But for many reasons, the scheme eventually failed. There was not enough work to go around. Employers were extremely suspicious of working class ‘societies’. The collapse of the society in 1831 is to be seen in the context of pressure of immigration from Wales, Scotland and Ireland: far too many seeking far too little work. Finch, looking back, became convinced that while drunkenness played a part, and was understandable given the circumstances, all hopes of social change were doomed unless this vice were attacked, and to this he devoted much of his energies. Alongside this he campaigned for a national education system – one which would see young children schooled in boarding institutions at the edge of the city, away from the dreadful conditions in which they had to grow. He also argued for clearance of slums and a municipal house building programme. Regarding unemployment he called on ‘gentlemen and ladies’ to provide jobs which would be part of workers’s production co-operatives.
Finch was a devotee of Robert Owen and his ideas, something we’ll look at in a later post, but here it can be said that the core values of what would be a strand of English socialism were evident in Liverpool.
Finch, a merchant and never questioning the basic structures of economics and society, was an advocate of this form of socialism. He devoted a great deal of time and energy to the building of the Liverpool Hall of Science in Lord Nelson Street. This was one of several built by ‘The Universal Community Society of Rational Religionists’ throughout the country, the largest and most expensive. Yet it seems not to have been used for political meetings, soon after its completion being abandoned by the socialists.
Finch moved from dealing in iron to owning a Liverpool iron foundry. His intention was that over a period of time it would become a workers’ co-operative, run by, worked by workers with substantial investment in the enterprise. Tis project failed for various reasons – most notably an engineers’ strike. Finch’s work with Robert Owen also ended in failure.
Some questions are raised. How much of history – especially as here, the history of Liverpool and its working classes – hidden from standard accounts? Would Finch, of the merchant class himself despite his working class origins, be fairly described as a socialist? Was Finch a radical or a reformer, or a radical reformer perhaps? What is radicalism?

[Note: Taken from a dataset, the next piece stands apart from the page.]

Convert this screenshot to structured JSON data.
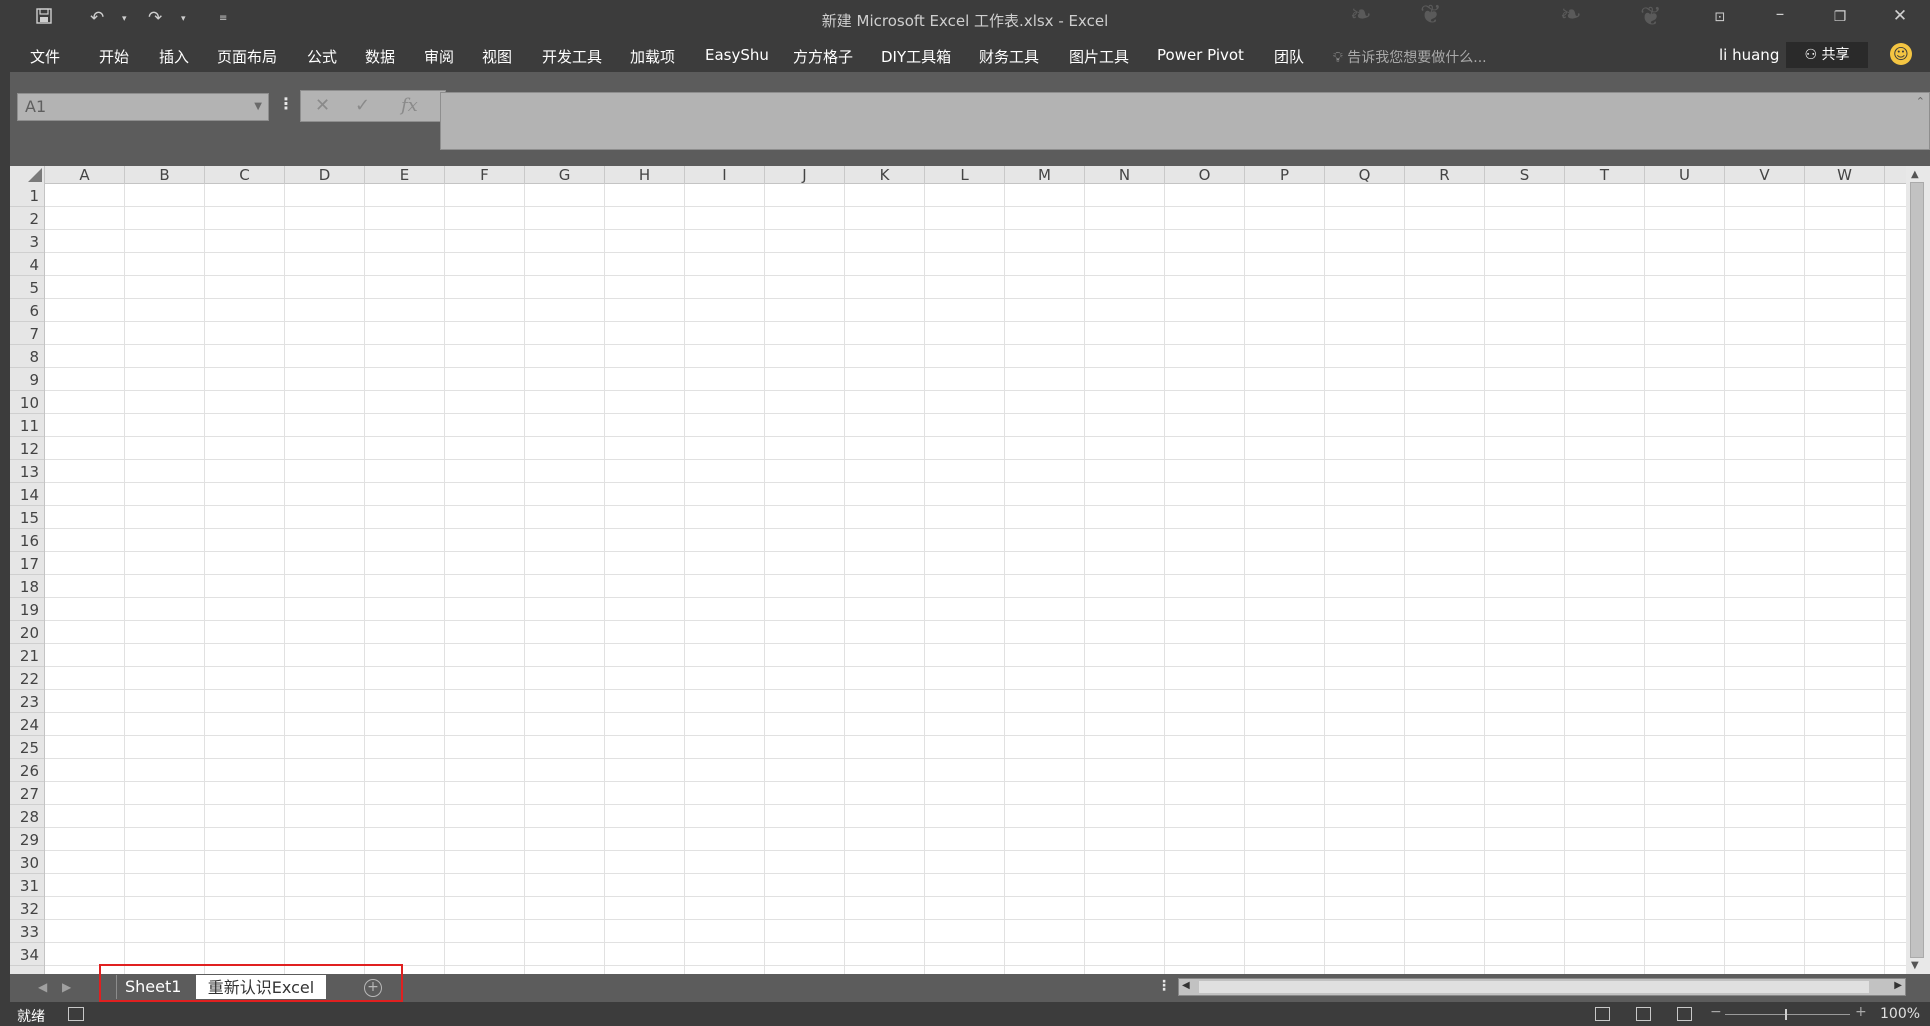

The story will be picked up again later with an unusual connection. Finch, although a committed Christian was branded an atheist by many and expelled from the Temperance movement. The Bishop of Liverpool’s work on behalf of the poor and labouring classes in the twentieth century was called ‘Marxist’ by some. It may be that part of the history of reform or radical reform or raised voices in the name of justice always bring about condemnation from some quarters, and this too is part of on-going history.
The above is based on an essay by:
Professor R.B. Rose - John Finch, 1784-1857; a Liverpool Disciple of Robert Owen - (1958) first appeared in the Transactions of the Historic Society of Lancashire and Cheshire